**ASSIGNMENT:** Which lines of the data below hold "label"? Copy each of them.

[Start of Attachment]

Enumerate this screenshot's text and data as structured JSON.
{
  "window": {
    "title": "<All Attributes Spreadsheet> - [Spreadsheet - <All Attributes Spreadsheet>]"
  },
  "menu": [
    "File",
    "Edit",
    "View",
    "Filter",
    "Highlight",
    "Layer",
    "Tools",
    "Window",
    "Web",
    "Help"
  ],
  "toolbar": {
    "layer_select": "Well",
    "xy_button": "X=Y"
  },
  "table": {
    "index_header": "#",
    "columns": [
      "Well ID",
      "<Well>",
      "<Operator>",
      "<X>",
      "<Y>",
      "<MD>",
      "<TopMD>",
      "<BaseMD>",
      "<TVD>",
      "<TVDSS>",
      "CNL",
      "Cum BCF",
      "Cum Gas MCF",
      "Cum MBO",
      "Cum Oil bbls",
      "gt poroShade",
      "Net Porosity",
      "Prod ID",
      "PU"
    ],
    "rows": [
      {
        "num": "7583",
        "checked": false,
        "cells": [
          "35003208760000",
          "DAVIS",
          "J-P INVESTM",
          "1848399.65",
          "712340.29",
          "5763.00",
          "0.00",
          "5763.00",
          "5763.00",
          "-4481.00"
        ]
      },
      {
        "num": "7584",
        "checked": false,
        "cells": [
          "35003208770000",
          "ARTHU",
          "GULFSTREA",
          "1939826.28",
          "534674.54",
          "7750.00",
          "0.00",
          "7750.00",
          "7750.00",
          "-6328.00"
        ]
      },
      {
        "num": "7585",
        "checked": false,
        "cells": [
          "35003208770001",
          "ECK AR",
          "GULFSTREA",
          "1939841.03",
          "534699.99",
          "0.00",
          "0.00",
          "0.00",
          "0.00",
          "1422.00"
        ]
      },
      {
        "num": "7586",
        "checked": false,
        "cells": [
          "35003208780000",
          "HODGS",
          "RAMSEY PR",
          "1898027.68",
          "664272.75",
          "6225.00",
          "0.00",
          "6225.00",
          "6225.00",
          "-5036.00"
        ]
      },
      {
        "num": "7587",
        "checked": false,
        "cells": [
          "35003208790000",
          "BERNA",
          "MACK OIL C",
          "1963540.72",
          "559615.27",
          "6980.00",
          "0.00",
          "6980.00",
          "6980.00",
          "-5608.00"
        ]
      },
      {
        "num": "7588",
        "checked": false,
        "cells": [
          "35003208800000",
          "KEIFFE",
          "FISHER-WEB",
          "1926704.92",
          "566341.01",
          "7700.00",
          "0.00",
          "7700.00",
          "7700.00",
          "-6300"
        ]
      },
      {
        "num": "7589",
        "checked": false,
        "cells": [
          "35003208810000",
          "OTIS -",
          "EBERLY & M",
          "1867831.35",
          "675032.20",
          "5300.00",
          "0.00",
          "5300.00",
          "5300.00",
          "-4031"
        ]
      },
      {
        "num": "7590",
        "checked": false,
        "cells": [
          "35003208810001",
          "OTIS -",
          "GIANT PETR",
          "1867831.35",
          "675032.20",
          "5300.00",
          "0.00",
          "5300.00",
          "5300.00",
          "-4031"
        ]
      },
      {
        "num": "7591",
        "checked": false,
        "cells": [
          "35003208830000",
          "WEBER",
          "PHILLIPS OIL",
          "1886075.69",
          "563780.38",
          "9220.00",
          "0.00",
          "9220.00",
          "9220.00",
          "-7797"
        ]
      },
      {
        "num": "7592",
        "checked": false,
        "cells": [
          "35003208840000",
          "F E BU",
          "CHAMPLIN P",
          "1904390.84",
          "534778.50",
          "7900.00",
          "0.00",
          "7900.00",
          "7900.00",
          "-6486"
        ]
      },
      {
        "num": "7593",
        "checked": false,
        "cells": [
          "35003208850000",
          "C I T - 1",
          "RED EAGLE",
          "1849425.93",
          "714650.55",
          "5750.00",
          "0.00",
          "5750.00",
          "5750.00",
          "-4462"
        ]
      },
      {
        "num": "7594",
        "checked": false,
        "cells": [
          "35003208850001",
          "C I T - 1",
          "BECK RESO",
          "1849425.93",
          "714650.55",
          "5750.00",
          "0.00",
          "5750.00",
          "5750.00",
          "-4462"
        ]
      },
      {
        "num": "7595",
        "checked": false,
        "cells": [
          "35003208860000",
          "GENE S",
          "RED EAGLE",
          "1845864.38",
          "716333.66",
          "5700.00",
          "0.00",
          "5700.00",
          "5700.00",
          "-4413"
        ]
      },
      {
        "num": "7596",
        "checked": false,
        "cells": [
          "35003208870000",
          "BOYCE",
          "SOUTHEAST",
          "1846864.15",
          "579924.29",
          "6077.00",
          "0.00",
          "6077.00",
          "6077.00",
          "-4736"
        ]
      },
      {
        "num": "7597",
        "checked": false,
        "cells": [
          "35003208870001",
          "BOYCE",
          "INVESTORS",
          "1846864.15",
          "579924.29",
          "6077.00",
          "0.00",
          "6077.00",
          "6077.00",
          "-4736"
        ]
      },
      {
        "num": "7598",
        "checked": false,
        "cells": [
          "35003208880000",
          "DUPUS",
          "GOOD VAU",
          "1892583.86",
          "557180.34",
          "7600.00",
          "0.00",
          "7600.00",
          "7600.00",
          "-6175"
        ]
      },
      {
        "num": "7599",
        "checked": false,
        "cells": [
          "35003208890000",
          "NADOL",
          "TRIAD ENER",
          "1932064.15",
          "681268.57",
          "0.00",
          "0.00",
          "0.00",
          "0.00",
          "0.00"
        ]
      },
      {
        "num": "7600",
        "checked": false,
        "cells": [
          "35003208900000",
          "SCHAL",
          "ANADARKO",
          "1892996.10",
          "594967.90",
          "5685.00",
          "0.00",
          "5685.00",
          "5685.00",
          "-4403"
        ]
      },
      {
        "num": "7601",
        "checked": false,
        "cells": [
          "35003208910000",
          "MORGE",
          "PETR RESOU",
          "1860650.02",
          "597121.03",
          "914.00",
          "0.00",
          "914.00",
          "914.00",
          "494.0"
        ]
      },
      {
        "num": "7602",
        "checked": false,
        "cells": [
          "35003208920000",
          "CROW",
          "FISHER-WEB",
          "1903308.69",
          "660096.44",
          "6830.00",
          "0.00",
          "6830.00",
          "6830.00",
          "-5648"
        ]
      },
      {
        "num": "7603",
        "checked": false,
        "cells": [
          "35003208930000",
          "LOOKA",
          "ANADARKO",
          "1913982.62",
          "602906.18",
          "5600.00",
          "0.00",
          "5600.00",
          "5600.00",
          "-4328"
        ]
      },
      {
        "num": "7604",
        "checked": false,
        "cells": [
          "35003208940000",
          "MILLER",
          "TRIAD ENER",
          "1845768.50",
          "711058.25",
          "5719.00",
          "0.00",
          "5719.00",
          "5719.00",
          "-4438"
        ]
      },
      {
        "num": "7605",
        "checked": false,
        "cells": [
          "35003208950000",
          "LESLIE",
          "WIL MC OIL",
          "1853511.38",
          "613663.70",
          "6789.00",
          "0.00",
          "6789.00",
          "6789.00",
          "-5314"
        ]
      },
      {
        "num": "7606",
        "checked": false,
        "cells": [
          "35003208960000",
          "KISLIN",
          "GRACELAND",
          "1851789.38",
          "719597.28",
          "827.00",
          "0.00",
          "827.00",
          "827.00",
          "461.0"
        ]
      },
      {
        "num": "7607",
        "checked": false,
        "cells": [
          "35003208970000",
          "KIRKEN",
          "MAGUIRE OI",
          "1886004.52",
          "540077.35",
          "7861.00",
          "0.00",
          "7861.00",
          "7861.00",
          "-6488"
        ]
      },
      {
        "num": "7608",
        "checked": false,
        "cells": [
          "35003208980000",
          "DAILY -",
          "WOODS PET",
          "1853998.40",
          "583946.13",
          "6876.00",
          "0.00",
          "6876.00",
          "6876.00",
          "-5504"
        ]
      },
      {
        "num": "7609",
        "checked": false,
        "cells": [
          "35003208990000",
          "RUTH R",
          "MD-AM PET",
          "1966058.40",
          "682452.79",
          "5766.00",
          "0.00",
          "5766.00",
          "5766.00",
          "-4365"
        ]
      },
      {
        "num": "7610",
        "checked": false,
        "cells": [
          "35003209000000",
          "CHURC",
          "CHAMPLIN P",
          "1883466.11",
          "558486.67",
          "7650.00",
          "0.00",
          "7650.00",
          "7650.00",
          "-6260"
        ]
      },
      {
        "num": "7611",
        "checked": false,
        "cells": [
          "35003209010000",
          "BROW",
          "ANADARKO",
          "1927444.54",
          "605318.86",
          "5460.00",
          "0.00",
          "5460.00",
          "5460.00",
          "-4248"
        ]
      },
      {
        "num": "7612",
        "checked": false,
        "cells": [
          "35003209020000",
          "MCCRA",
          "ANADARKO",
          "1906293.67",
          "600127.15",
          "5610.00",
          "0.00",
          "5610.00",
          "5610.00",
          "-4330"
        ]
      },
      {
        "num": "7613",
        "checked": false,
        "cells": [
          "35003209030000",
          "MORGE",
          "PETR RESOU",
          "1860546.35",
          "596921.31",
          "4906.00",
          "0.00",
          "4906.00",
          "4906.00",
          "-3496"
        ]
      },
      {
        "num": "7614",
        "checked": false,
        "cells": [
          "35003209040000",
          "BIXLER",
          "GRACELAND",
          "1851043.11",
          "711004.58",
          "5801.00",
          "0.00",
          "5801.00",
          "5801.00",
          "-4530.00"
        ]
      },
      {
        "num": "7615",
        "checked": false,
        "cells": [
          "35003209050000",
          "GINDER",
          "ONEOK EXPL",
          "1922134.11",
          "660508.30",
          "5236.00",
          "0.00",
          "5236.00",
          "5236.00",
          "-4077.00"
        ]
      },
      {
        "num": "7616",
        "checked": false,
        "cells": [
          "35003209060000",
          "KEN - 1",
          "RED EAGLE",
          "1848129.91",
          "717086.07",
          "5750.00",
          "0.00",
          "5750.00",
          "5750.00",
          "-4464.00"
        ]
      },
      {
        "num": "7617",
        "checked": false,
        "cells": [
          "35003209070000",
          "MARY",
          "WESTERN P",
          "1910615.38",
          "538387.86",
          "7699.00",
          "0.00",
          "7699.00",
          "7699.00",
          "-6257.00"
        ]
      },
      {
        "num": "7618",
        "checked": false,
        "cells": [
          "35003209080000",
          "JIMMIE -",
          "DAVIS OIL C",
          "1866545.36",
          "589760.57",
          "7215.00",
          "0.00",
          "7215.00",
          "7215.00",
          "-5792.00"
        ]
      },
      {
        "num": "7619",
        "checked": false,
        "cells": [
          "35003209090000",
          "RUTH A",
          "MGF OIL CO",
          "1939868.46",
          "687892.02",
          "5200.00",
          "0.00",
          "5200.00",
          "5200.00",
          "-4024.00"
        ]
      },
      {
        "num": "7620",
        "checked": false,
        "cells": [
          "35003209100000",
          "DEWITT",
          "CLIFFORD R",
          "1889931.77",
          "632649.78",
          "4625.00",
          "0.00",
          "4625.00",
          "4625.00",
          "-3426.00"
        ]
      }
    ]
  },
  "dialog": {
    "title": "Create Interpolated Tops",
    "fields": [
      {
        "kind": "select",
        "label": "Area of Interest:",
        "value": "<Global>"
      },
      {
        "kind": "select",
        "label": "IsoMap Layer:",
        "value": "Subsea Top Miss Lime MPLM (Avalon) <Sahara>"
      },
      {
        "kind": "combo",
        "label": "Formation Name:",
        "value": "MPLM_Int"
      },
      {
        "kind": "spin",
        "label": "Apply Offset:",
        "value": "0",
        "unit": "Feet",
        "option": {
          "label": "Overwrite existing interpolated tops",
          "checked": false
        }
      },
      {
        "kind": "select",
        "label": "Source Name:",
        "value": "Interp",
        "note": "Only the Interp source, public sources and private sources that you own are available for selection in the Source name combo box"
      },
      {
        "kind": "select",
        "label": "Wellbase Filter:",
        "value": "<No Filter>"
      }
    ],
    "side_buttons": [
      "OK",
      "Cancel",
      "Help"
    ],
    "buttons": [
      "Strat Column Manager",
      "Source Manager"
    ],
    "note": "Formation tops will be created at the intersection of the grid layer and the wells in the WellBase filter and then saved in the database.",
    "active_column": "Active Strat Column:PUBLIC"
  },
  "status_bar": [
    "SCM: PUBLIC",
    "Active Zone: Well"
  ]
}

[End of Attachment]

**TASK RESULT:**
        "label": "Area of Interest:",
        "label": "IsoMap Layer:",
        "label": "Formation Name:",
        "label": "Apply Offset:",
          "label": "Overwrite existing interpolated tops",
        "label": "Source Name:",
        "label": "Wellbase Filter:",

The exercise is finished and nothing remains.